§ **TASK INSTRUCTIONS**: The answer must be every line from the entries below that contains "JSON".

*** Begin section ***

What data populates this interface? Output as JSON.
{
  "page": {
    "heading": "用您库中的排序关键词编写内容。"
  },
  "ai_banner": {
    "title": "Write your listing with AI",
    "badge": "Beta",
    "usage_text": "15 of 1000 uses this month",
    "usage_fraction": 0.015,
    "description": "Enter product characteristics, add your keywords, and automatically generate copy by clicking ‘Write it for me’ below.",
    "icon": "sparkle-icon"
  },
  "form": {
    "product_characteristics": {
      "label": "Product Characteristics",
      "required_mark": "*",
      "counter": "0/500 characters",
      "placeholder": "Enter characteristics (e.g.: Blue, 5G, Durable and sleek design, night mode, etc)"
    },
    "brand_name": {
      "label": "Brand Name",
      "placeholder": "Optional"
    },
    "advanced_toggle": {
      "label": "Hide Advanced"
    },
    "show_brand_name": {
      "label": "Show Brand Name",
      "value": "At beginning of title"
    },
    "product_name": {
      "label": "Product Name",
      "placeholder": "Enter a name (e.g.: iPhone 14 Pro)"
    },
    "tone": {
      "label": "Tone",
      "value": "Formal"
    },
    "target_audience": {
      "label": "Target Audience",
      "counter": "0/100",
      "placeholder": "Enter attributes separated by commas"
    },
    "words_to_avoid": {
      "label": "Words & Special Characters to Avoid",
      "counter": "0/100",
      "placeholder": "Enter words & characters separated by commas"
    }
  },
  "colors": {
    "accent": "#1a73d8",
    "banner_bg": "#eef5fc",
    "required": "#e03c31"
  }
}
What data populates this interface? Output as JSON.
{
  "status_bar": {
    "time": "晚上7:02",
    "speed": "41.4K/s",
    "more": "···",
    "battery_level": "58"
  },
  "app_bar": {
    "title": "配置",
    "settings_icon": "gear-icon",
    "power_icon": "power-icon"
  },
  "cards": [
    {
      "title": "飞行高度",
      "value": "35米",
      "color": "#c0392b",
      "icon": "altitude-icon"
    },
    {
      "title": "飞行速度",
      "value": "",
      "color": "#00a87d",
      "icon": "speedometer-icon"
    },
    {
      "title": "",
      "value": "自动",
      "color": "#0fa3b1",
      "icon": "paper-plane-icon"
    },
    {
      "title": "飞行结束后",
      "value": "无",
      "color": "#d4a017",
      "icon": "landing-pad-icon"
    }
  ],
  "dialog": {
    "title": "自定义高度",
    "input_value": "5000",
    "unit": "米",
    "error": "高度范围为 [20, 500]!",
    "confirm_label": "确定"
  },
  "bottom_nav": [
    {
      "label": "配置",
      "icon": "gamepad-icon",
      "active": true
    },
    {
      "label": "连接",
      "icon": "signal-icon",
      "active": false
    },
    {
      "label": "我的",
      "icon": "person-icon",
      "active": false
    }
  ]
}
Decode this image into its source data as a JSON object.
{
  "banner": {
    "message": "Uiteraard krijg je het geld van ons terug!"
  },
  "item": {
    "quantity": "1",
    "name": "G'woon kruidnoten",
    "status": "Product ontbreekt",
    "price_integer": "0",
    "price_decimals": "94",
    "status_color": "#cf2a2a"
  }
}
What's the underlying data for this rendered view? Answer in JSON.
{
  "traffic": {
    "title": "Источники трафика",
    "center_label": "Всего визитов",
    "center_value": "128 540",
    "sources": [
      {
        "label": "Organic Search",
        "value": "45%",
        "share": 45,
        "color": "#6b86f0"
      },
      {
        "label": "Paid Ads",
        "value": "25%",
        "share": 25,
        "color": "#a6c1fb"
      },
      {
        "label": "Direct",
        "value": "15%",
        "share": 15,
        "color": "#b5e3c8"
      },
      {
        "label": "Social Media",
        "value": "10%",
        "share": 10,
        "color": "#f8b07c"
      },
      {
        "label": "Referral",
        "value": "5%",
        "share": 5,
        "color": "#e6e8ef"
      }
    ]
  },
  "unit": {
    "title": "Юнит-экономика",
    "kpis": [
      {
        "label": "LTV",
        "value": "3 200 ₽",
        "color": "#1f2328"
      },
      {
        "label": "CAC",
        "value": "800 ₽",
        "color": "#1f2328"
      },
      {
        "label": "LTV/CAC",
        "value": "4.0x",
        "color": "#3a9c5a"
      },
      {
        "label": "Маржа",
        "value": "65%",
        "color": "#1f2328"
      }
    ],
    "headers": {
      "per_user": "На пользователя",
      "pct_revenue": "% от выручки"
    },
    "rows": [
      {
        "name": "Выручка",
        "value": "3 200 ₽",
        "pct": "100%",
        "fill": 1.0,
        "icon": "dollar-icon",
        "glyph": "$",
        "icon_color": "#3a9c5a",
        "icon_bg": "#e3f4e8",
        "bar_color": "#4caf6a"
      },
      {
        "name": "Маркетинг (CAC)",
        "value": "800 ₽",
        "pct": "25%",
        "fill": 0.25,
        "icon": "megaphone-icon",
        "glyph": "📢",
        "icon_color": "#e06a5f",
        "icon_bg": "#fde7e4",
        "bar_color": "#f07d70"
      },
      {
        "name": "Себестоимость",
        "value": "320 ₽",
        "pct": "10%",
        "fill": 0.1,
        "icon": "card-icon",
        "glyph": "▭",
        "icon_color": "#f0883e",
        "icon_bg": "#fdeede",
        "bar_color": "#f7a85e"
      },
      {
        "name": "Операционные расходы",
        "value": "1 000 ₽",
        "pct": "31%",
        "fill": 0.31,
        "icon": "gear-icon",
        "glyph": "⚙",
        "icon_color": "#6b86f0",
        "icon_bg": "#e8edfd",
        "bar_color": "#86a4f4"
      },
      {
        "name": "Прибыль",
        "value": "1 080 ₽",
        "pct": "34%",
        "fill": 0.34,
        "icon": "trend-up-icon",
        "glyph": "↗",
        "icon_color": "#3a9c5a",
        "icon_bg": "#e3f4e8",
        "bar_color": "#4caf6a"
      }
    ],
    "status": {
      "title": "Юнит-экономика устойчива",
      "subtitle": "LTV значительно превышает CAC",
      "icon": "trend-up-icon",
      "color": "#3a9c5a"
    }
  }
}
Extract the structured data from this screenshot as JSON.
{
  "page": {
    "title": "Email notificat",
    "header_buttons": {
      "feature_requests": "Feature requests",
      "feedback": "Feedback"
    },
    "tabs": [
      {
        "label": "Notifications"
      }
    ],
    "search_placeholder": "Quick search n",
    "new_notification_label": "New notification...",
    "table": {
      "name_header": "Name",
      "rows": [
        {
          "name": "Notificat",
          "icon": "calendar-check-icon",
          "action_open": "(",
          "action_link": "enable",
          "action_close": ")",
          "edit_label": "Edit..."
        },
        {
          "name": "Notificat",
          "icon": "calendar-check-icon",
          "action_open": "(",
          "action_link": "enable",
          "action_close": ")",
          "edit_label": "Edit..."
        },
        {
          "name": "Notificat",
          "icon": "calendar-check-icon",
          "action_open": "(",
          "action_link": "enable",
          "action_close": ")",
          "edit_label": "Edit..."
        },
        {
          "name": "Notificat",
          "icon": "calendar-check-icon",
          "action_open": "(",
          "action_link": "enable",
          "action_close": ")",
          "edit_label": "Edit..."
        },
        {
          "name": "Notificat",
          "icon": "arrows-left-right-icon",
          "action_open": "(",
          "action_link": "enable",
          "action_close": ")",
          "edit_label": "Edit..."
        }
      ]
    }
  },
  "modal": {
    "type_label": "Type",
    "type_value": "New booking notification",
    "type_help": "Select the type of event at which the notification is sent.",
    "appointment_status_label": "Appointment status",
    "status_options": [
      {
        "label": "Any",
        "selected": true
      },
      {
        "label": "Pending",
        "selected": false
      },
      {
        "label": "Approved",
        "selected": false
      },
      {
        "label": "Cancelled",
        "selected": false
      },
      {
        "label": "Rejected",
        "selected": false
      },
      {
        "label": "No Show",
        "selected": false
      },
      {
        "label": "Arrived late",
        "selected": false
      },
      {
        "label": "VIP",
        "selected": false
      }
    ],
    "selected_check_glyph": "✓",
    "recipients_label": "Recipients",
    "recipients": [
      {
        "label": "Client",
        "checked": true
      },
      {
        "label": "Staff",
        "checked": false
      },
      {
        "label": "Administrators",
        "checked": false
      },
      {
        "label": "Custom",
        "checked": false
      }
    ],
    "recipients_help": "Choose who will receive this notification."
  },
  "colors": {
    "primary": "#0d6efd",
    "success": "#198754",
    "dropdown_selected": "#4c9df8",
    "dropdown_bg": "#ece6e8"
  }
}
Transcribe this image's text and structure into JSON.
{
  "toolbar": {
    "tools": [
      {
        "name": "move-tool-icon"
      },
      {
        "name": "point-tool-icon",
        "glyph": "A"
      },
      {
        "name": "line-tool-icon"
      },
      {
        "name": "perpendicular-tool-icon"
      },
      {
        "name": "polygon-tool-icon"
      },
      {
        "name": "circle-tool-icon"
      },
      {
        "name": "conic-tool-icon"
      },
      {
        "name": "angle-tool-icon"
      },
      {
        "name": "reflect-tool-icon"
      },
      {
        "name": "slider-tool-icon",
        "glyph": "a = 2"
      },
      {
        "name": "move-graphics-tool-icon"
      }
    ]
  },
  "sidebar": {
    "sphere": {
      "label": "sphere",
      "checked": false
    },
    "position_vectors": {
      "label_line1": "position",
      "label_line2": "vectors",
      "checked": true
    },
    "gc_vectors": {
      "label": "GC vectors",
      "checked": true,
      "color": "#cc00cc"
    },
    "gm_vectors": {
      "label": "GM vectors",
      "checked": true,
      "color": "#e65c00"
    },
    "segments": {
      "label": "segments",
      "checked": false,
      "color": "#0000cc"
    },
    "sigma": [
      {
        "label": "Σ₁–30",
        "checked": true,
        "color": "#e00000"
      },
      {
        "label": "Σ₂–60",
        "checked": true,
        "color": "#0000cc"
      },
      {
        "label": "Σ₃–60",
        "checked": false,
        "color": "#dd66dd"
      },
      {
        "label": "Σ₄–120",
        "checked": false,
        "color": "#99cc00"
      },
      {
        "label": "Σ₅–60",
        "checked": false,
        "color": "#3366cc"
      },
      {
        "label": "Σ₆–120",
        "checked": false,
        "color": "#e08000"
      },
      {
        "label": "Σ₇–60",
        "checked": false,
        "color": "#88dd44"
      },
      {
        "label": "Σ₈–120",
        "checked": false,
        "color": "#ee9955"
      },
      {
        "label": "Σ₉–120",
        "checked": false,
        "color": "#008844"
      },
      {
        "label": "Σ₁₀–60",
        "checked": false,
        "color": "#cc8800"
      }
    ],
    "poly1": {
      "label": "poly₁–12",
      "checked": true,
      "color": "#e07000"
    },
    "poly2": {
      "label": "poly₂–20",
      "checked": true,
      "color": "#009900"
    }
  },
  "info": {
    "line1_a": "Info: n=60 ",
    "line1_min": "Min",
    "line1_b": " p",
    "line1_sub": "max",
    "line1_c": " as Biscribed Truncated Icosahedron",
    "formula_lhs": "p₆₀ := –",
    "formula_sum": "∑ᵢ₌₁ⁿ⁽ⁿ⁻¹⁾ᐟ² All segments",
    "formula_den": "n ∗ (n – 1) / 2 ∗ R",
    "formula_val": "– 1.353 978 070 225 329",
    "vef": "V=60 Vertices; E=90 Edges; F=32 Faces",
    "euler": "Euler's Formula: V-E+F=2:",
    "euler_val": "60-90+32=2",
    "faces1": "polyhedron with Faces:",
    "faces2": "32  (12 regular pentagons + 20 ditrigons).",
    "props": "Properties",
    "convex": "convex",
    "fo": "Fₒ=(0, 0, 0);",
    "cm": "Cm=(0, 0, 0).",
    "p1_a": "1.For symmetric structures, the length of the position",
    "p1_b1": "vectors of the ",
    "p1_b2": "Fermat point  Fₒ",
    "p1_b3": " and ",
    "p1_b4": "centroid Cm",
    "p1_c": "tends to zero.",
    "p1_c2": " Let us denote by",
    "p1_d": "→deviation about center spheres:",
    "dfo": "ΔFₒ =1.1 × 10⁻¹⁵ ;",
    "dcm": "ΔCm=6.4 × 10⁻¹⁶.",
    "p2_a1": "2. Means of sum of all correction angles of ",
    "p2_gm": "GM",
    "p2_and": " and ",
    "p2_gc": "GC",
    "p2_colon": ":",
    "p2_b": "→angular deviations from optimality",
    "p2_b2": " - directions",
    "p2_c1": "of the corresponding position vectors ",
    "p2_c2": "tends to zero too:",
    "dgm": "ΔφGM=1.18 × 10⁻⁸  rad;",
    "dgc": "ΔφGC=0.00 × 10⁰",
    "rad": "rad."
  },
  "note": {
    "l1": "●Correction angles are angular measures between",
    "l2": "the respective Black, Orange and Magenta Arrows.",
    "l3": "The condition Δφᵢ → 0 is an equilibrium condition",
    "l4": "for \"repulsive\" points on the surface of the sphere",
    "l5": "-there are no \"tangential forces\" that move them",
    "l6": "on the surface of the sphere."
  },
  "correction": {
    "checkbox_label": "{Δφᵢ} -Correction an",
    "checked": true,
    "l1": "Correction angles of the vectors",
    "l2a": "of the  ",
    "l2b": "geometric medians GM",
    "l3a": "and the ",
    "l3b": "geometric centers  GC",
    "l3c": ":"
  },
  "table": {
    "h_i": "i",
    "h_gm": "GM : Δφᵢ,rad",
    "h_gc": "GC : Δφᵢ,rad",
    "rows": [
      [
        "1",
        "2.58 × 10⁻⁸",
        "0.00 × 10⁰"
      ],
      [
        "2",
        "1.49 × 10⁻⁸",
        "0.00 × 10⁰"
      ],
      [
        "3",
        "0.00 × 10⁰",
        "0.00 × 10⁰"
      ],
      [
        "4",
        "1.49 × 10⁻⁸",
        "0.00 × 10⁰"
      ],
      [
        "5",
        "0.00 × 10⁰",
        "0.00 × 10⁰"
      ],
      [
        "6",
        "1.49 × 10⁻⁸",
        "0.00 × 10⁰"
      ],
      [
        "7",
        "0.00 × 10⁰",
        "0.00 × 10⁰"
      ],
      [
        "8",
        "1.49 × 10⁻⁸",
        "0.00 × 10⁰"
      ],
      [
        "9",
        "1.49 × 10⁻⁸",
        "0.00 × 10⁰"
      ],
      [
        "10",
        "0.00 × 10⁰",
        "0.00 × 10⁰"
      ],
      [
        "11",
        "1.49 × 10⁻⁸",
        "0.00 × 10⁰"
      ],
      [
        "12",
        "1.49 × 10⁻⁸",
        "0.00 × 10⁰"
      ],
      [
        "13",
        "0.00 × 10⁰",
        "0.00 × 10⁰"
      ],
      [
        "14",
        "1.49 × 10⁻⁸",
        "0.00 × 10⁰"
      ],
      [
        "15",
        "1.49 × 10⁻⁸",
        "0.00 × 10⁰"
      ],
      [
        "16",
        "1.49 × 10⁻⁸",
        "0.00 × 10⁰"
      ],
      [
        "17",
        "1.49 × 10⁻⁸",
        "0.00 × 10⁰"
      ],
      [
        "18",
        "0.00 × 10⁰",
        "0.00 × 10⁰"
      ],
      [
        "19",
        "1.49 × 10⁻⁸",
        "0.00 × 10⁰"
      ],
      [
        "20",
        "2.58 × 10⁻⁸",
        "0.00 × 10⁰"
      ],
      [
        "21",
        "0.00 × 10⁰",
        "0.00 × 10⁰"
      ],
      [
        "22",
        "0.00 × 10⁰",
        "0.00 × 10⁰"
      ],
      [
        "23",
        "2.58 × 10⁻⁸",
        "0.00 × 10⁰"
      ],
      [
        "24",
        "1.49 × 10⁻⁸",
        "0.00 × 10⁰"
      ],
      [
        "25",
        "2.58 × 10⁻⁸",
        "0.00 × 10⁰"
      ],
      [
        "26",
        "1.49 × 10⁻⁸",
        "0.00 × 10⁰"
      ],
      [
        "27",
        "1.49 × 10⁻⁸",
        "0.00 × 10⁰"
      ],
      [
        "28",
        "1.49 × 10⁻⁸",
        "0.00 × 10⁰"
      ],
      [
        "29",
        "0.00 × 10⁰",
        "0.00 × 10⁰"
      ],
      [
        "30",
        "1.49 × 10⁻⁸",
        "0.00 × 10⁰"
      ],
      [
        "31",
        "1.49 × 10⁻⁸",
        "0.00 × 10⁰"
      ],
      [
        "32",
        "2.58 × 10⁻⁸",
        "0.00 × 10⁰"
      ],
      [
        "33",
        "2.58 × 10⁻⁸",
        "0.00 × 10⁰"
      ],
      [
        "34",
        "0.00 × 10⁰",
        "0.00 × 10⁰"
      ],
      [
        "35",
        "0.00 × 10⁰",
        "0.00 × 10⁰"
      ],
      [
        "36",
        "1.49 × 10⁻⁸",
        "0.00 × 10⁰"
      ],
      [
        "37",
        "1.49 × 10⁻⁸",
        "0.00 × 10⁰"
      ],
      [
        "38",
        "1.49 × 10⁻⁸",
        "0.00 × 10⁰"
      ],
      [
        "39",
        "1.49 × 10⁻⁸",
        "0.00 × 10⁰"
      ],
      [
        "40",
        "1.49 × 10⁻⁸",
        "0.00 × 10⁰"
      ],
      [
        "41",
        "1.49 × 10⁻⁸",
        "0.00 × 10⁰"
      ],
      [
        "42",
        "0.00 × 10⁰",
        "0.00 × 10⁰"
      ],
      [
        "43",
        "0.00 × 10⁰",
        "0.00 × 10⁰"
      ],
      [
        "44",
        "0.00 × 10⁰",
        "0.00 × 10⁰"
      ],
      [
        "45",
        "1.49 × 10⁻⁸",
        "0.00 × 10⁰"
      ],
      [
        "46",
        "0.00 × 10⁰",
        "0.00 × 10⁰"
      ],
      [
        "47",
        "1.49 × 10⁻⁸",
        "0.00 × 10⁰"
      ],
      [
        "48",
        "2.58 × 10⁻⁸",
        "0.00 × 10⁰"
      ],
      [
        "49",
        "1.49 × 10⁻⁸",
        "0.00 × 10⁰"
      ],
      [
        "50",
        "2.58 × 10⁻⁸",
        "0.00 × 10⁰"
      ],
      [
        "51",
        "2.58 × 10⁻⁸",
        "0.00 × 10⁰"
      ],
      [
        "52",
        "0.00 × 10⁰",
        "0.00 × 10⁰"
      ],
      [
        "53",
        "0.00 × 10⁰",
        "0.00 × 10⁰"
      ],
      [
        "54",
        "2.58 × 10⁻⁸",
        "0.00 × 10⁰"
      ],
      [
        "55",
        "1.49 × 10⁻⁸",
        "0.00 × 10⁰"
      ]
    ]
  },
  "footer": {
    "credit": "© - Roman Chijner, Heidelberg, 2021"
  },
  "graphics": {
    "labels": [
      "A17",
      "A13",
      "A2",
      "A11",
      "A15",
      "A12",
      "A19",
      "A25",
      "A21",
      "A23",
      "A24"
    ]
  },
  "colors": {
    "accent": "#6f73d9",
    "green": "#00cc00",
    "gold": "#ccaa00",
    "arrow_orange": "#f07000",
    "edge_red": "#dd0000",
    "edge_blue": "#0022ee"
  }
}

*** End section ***

§ **SOLUTION**:
What data populates this interface? Output as JSON.
What data populates this interface? Output as JSON.
Decode this image into its source data as a JSON object.
What's the underlying data for this rendered view? Answer in JSON.
Extract the structured data from this screenshot as JSON.
Transcribe this image's text and structure into JSON.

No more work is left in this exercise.